- Cabernet Sauvignon has come a long way from its role as a blending varietal, however dominant, in the wines of Bordeaux. Today it is the most planted red varietal in the world. Identified as a descendent of Cabernet Franc and Sauvignon Blanc, the late-ripening Cabernet Sauvignon needs to be planted in warmer climates to fully ripen. Its small berries can easily be identified for their distinctive blue color, thick skins and high tannins. And while the varietal has its own definitive characteristics: green pepper-like aromas and black currant flavors among them, it is perhaps most prized for its ability to convey terroir, vintage and winemaking. A relatively new varietal, Cabernet Sauvignon started making inroads into the wines of the Médoc and Graves in the late-18th century. Today it is also dominant in the up-and-coming Entre-Deux-Mers region of Bordeaux and can also be found in Southwest France. It is the companion varietal to Sangiovese in Italy's Super Tuscans and is planted all over Europe, stretching to lesser-known winegrowing regions like Russia and Lebanon. In the Americas Cabernet Sauvignon has found champions in every nook and cranny of California and among winemakers in Washington, where it complements plantings of Merlot. In South America, Cab thrives in Chile, but can also be found in smaller amounts in Argentina and even in Mexico.
Country:

Italy

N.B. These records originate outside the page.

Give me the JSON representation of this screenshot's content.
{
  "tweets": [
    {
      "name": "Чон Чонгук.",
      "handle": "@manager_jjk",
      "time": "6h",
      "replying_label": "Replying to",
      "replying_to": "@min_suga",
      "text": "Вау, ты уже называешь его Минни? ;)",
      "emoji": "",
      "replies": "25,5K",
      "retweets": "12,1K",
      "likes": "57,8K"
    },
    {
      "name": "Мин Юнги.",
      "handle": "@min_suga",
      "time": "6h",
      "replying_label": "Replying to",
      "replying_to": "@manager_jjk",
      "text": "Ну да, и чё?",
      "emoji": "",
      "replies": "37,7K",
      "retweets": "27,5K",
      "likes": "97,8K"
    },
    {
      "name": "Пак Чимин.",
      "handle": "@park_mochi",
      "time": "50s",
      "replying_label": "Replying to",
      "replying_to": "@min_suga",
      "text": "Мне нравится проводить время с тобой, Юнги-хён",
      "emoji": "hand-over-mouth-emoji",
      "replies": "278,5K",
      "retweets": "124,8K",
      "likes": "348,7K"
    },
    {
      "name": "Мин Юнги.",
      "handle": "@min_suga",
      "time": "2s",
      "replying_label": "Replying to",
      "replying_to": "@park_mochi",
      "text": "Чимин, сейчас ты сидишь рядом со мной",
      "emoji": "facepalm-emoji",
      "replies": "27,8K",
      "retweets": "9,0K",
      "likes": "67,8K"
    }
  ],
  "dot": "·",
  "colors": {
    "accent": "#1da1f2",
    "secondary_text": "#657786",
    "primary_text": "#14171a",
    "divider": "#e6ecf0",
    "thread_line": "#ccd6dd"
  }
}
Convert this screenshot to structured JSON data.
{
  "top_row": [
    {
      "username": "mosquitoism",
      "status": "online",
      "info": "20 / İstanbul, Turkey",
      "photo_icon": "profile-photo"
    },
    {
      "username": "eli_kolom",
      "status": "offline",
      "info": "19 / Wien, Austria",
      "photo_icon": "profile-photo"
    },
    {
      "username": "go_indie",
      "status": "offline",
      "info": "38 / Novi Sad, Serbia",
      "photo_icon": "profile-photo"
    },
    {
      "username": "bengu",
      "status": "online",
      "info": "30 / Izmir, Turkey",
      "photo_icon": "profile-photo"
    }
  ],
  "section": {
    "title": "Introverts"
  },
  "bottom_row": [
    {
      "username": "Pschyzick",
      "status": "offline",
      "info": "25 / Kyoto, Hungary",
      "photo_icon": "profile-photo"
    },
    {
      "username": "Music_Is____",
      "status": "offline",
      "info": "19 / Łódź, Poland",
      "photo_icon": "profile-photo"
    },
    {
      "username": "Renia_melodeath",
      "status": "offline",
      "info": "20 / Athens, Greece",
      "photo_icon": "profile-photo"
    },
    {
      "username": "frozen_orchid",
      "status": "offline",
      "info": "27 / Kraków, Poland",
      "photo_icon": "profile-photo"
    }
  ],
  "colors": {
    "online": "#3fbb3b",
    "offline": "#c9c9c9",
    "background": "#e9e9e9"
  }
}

- Once named Enotria for its abundant vineyards, Italy (thanks to the ancient Greeks and Romans) has had an enormous impact on the wine world. From the shores of Italy, the Romans brought grapes and their winemaking techniques to North Africa, Spain and Portugal, Germany, France, the Danube Valley, the Middle East and even England. Modern Italy, which didn't actually exist as a country until the 1870s, once produced mainly simple, everyday wine. It wasn't until the 1970s that Italy began the change toward quality. The 1980s showed incredible efforts and a lot of experimentation. The 1990s marked the real jump in consistent quality, including excellence in many Region that had been indistinct for ages. The entire Italian peninsula is seeing a winemaking revolution and is now one of the most exciting wine Region in the world. For our entire Italian wine selection, click here. Click for a list of bestselling items from all of Italy.